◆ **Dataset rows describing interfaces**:
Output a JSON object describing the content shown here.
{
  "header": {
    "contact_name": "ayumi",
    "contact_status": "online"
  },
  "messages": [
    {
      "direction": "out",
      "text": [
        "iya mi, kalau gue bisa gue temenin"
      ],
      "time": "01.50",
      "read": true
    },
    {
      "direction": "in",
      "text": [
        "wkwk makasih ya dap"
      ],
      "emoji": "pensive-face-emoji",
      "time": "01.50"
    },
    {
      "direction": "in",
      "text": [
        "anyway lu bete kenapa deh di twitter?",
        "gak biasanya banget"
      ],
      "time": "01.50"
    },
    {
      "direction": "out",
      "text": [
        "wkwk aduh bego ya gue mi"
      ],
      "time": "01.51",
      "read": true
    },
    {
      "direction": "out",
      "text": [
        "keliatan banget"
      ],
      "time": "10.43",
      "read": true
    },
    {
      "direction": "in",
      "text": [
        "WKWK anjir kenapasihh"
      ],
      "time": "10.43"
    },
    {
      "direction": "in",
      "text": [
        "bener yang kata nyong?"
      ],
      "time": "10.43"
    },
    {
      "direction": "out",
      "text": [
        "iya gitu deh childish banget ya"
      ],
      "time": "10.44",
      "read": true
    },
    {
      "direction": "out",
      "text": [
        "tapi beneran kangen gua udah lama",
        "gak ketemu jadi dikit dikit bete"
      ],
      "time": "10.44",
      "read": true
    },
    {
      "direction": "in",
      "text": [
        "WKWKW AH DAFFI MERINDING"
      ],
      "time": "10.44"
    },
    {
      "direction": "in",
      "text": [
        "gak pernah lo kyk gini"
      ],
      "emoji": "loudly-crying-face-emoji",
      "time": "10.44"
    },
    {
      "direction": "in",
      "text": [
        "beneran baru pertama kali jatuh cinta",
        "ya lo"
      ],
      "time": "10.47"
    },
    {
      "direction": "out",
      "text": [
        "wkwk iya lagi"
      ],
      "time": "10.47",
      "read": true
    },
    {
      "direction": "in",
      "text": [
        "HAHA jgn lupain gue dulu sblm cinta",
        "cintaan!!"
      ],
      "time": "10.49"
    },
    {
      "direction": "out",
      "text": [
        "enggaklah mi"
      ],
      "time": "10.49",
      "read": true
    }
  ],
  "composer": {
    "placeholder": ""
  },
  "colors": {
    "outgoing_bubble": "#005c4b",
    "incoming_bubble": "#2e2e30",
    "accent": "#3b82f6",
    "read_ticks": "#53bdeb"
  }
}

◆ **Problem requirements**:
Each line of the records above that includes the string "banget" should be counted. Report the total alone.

◆ **Response**:
3